This, in turn, is the approach accountants will need to take to build better client relationships and continue to add value. Technology is increasingly enabling traditional, time-consuming tasks to be streamlined and automated, and we are seeing the accounting profession transitioning towards strategic financial consulting for businesses.
This consultative element of the profession isn’t necessarily new – but it is something that a) accounting firms will now have more time to develop and b) is something that today’s clients are demanding more of.
Greater business growth
Scalability is another important concern when it comes to choosing accounting systems. Cloud-based technology is the best route to take: it helps to mitigate upfront and hidden costs, as upgrades, integrations, and maintenance can be handled by the service provider on an ongoing basis, and your cloud setup can grow alongside your business.
The efficiency gains that a firm can make as a result of building a tightly integrated technology stack can’t be understated. Many accounting actions completed manually can take twice as long as those completed using automation.
Time-sapping tasks can be a huge issue, especially as many accountants work on either a time-based or fixed-fee billing system. Why spend time on these tasks, when time could be spent on more valuable (and potentially more profitable) advisory work?
Another benefit of automating tasks using technology is that it helps to reduce the number of mistakes. The fact is that manual processes lead to human errors – and that leads to more valuable time being spent on fixing them. This problem is compounded by the fact that accountants all too often work with outdated insights, with a lack of visibility into a client’s complete financial situation.
This is where seamless integration is so important: to guarantee complete visibility, different systems containing different data points must be kept in sync, in real time. For example, expense management platform Soldo has recently launched a new integration with Xero that pushes enriched transaction information (including receipts and expense categories) into Xero, while also automatically synchronising all transactions to the Xero bank statement via an automatic bank feed. This allows Xero to automatically match the bank statement to the enriched data coming from Soldo, and makes expense reconciliation as simple as a click.
The human touch

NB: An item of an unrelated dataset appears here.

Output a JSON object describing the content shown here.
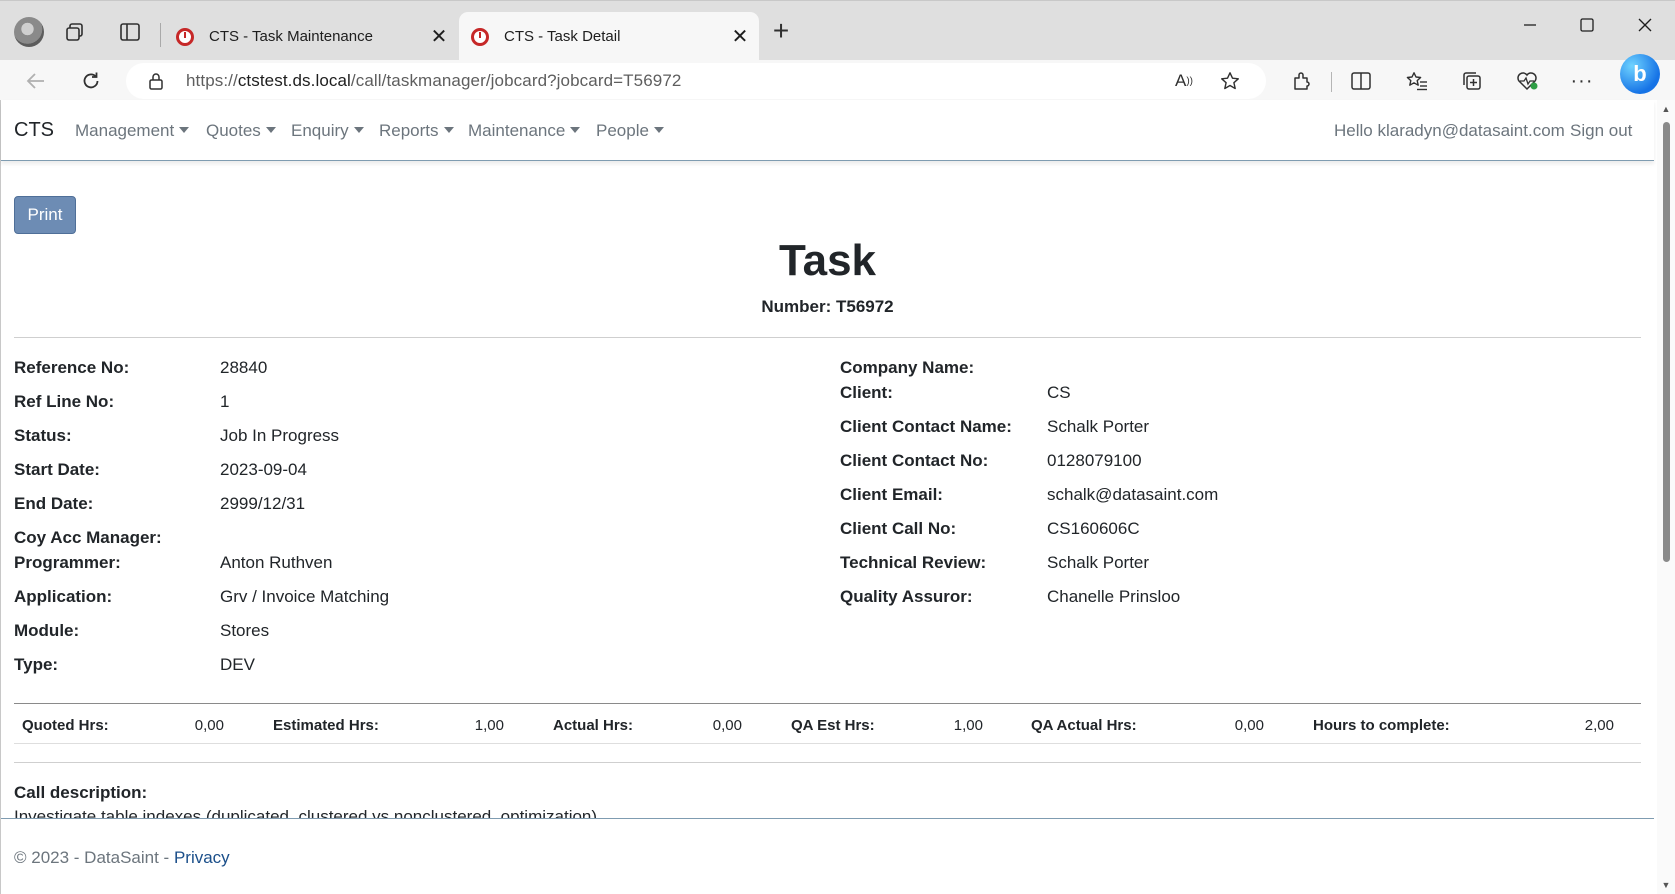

Ultimately, apps and systems can perform data management tasks more effectively, but they can’t (at least not yet) offer the deep level of analysis and strategic thinking that a human can. Understanding this difference is central to understanding the best way for accountants to work in tandem with technology. Let’s also not forget that a more efficient use of automation will also help accountants to counter the inevitable downward pressure in compliance fees.
As firms adjust to the demands of a digitally enhanced world of work, they need to remember that digital tools cannot replace human relationships. Cloud-based technology and automation are crucial to remain a relevant and lucrative business, but they are not yet able to replace or replicate the human touch.
About Will Farnell
Founder of Farnell Clarke Ltd a fast growing practice based in Norwich. One of the UK's first all cloud firms delivering services in the cloud since 2008. Winner of UK Most Innovative Practice 2016 at the British Accoutnancy Awards and Winner of Best Independent Practice - East of England in 2015 and 2016.
Will is the author of 'The Digital Firm' plublished in 2018, a blue print for digital transformation. A regular speaker at industry events on cloud accounting, the digital practice and the future of the accounting profession in the UK.